_WORK INSTRUCTIONS_: Find every line with the string "assignment" in the material below and copy it.
::: RECORDS
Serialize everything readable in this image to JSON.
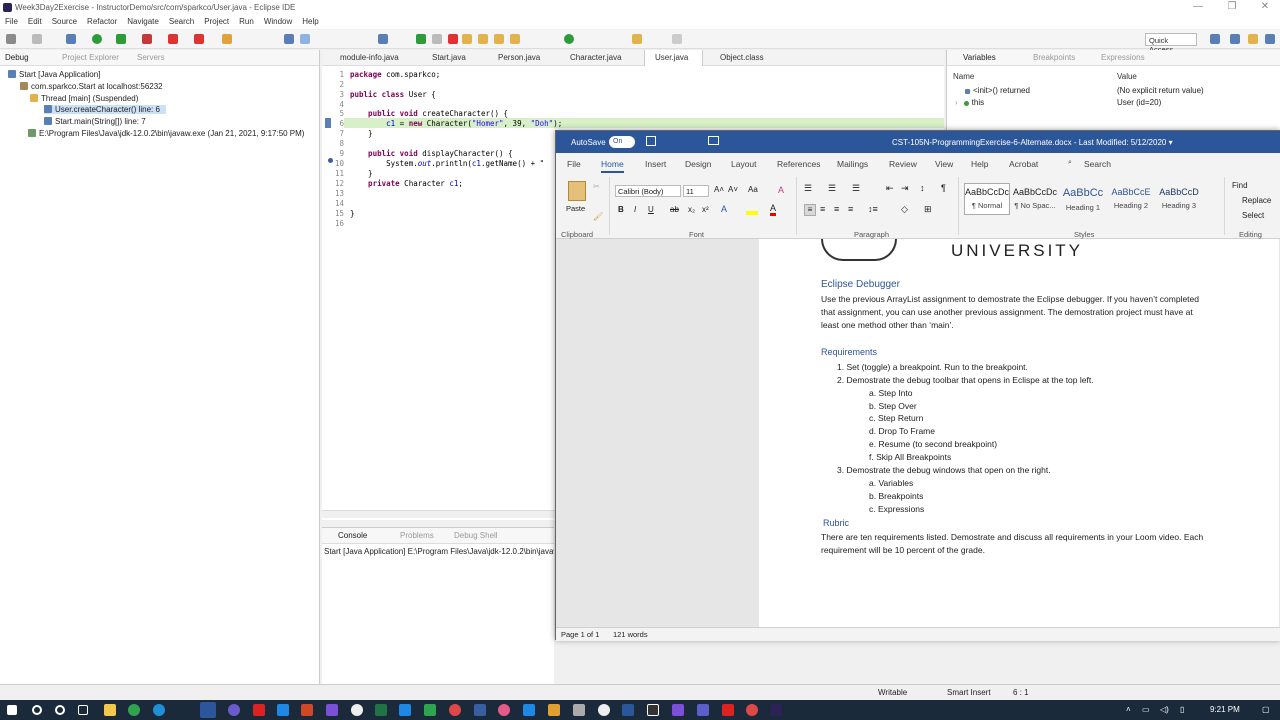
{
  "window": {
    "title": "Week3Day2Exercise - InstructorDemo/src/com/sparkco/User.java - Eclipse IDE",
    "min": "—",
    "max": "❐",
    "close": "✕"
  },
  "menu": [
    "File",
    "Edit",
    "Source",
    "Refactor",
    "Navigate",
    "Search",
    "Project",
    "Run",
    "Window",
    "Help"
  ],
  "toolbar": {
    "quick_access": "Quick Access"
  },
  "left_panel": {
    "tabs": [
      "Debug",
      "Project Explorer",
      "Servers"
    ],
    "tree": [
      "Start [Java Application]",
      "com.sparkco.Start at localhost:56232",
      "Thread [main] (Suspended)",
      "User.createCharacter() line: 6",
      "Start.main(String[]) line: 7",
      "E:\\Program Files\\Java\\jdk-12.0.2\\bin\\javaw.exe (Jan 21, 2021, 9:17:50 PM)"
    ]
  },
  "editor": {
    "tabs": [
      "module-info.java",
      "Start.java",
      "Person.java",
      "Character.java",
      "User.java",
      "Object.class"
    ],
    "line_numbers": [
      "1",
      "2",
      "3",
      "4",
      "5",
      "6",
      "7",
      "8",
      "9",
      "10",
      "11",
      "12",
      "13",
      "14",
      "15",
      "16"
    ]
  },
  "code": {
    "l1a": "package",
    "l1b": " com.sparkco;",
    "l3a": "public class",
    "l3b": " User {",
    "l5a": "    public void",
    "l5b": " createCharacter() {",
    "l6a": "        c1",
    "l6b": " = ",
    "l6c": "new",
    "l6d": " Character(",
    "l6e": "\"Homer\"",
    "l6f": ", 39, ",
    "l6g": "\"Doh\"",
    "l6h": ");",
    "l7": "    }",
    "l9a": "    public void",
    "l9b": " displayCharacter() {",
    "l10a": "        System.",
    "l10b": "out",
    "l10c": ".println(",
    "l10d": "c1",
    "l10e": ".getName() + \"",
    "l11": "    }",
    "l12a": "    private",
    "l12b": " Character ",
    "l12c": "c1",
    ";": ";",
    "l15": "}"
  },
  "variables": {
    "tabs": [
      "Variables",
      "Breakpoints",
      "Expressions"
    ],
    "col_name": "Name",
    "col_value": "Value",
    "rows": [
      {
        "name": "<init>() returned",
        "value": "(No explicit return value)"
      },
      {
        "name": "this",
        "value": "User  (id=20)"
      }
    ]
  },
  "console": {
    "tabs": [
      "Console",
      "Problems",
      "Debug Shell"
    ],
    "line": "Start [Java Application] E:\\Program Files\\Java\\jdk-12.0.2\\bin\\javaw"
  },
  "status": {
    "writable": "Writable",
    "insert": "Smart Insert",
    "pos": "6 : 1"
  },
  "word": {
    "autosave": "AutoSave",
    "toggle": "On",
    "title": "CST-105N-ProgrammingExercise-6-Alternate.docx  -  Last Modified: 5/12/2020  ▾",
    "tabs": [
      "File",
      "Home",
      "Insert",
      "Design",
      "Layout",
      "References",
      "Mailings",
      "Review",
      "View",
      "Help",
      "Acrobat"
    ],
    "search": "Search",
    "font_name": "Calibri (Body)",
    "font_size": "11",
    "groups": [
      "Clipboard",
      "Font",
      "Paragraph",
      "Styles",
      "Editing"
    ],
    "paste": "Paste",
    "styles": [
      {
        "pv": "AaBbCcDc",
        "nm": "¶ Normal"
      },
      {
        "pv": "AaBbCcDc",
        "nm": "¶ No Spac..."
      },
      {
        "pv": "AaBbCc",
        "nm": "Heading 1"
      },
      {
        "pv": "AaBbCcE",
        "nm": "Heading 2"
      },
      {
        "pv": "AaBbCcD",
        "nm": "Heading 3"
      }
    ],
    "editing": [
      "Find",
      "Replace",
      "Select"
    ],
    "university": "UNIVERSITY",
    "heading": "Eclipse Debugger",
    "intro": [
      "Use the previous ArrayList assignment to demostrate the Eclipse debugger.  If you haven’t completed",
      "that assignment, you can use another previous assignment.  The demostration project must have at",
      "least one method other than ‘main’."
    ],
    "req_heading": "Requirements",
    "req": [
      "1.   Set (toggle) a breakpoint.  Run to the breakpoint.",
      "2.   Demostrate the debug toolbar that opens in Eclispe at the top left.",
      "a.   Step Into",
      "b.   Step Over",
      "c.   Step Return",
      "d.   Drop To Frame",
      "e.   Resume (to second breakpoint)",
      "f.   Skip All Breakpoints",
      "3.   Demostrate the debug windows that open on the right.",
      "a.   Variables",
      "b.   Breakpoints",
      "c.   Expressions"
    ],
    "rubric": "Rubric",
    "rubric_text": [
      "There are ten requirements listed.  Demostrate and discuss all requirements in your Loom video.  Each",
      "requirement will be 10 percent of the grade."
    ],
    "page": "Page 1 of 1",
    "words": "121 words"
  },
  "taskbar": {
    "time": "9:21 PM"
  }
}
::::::
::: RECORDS
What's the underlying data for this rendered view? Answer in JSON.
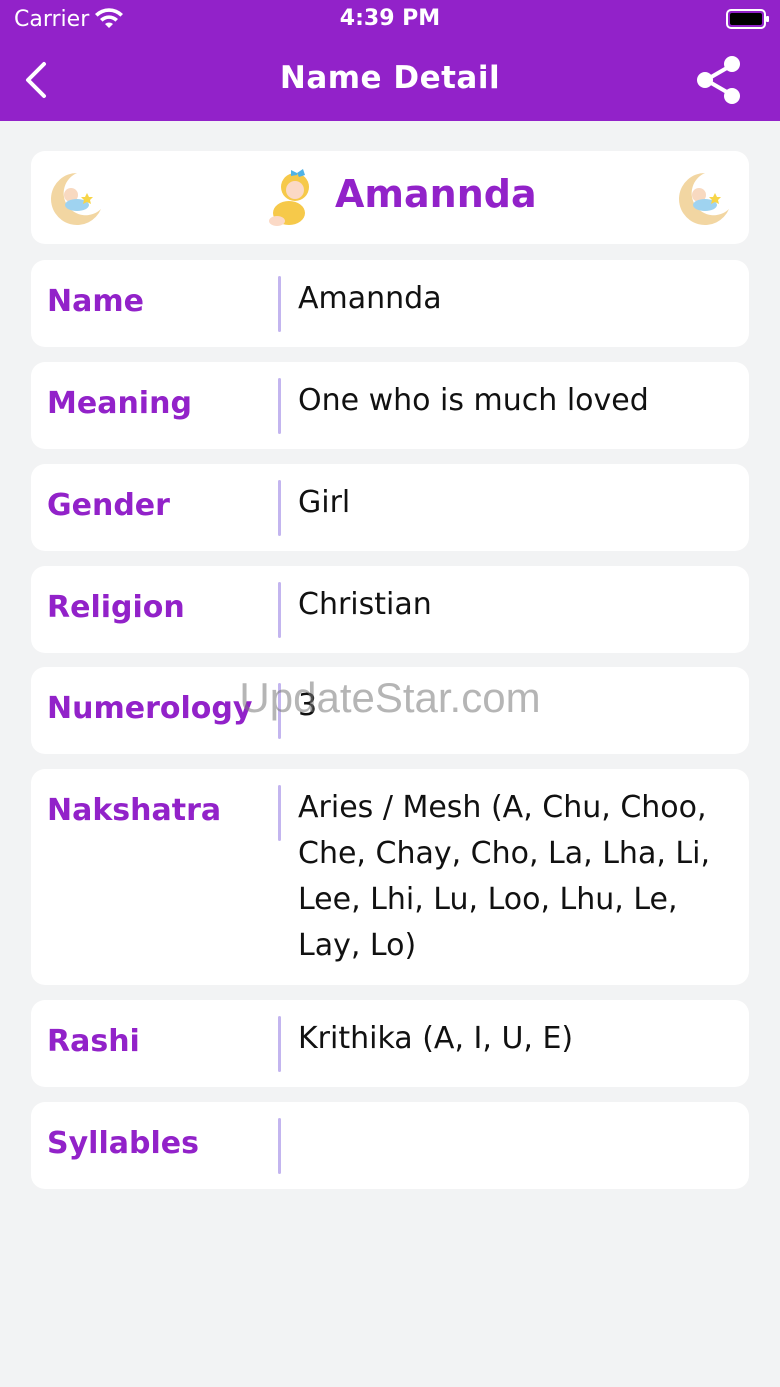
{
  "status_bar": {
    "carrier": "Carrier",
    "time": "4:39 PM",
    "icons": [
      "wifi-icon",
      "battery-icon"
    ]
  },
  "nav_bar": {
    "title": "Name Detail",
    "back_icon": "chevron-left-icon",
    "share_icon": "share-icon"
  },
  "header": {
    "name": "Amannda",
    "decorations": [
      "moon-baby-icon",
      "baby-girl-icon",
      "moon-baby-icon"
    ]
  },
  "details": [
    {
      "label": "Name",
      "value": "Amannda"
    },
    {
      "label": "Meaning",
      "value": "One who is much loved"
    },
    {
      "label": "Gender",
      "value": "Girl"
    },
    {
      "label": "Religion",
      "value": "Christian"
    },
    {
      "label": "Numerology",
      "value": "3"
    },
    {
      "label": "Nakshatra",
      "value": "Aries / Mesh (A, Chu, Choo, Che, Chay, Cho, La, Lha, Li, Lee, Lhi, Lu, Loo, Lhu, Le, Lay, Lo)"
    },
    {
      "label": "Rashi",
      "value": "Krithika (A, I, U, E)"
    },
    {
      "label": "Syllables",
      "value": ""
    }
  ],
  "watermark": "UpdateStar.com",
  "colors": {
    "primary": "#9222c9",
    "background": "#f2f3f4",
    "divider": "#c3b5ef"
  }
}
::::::
_TASK RESPONSE_:
      "Use the previous ArrayList assignment to demostrate the Eclipse debugger.  If you haven’t completed",
      "that assignment, you can use another previous assignment.  The demostration project must have at",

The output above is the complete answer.